Coloring books that in the past could be purchased for a pittance in five-and-dime stores have caught the eye and captured the heart of collectors who shell out sizable sums for certain examples.
Although there is little collector interest in examples that picture things of a general nature -- such as flowers, birds, country scenes or children -- it's a whole different picture for books that depict popular story books, comic book and Disney characters, or radio, TV, movie and western stars. Also add presidents and royalty, plus trains, planes and other modes of transportation.
A terrific new book citing coloring book histories, descriptions, copyright dates and background information on whichever subject, character or personality they represent, and their current values is "Collectible Coloring Books" by Dian Zillner. It is available for $26.95 postpaid from Schiffer Publishing Ltd., 1469 Morstein Road, West Chester, Pa. 19380; phone (215) 696-1001.
According to the book, values for coloring books may vary from one section of the country to another and from dealer to dealer, and therefore the coloring book prices found listed at the back of the book should be regarded as estimates.
The book also explains that a coloring book in mint condition with no wear or colored pages may be worth twice as much as one in used or colored condition, even if the coloring is perfectly done within the lines.
Desirable coloring and paper doll cutout combination books picturing such stars as Esther Williams, Loretta Young or Kim Novak can command more than $100 each if in mint condition, or about $50 if they've been used but are still decent. On the other hand, such combination books picturing Janet Leigh or Jane Russell can be worth $75 and up if mint, or between $35 and $40 if used.
Ms. Zillner's book also pictures and prices old paint books such as a "Gone With the Wind" example published by the Merrill Publishing Co. in 1940 that's worth $40 to $100 depending on condition. Another example is "Edgar Bergen's Charlie McCarthy Paint Book," published by Whitman and copyrighted in 1938, worth $35 to $65, whereas a "Walt Disney's Bambi Paint Book" with a 1941-'42 copyright date is valued at $50 to $100 plus.
Still another category is advertising coloring books made to promote food, products, events and companies. Promo samples can range from $5 to $10 for a 1963 "Peter Pan" book advertising Peter Pan Peanut Butter to $10 to $15 for a 1967 Chiquita
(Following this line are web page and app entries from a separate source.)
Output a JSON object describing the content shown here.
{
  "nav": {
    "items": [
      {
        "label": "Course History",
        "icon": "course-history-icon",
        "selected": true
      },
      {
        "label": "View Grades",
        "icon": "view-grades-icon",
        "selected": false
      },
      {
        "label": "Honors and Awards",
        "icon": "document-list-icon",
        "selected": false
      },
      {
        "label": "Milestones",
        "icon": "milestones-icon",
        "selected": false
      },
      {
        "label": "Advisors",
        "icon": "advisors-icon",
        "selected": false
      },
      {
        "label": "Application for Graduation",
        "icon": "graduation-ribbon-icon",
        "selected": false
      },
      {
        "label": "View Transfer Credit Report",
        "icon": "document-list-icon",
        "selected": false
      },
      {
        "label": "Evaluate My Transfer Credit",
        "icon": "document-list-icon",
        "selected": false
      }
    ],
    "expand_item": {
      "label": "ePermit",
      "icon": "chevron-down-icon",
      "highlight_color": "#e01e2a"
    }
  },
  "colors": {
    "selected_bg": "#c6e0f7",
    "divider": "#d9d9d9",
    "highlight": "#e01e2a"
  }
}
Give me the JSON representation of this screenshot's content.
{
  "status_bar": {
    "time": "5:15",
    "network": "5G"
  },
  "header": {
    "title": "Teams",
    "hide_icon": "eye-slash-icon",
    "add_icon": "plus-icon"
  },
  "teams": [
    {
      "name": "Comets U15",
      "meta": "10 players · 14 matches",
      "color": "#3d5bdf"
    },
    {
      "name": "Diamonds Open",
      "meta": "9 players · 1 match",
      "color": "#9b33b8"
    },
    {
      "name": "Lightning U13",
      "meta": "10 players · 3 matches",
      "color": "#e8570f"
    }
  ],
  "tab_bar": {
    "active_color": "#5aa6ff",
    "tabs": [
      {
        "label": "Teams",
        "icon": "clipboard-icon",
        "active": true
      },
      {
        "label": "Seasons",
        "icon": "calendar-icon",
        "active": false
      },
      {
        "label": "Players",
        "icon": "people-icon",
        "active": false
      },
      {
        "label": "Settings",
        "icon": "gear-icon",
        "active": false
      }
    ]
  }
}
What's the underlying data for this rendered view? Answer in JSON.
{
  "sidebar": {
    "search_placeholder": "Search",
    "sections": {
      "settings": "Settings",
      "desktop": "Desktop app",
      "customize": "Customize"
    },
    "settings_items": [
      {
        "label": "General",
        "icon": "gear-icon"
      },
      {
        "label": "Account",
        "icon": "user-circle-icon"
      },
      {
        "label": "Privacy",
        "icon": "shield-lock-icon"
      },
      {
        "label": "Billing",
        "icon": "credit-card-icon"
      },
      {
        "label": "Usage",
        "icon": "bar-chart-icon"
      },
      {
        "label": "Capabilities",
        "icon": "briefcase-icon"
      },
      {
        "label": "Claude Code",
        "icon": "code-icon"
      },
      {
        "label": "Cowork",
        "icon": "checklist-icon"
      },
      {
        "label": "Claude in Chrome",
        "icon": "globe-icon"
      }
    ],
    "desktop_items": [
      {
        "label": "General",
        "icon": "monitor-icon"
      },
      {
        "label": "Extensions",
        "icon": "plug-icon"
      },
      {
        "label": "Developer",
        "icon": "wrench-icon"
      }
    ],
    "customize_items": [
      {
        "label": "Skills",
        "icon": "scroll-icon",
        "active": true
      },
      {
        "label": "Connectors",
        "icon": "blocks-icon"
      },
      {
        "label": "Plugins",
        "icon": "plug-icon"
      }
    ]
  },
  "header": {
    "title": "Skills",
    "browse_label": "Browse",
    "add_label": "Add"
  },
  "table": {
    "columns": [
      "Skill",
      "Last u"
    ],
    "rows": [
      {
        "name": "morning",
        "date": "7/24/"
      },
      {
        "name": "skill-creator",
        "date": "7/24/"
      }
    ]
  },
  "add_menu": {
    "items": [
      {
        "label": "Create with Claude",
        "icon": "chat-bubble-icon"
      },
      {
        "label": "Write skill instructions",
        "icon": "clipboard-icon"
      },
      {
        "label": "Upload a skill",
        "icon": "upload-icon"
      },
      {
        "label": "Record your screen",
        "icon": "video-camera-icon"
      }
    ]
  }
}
Write to Anita Gold at the Chicago Tribune, 435 N. Michigan Ave., Chicago, Ill. 60611. The mail volume precludes a personal response.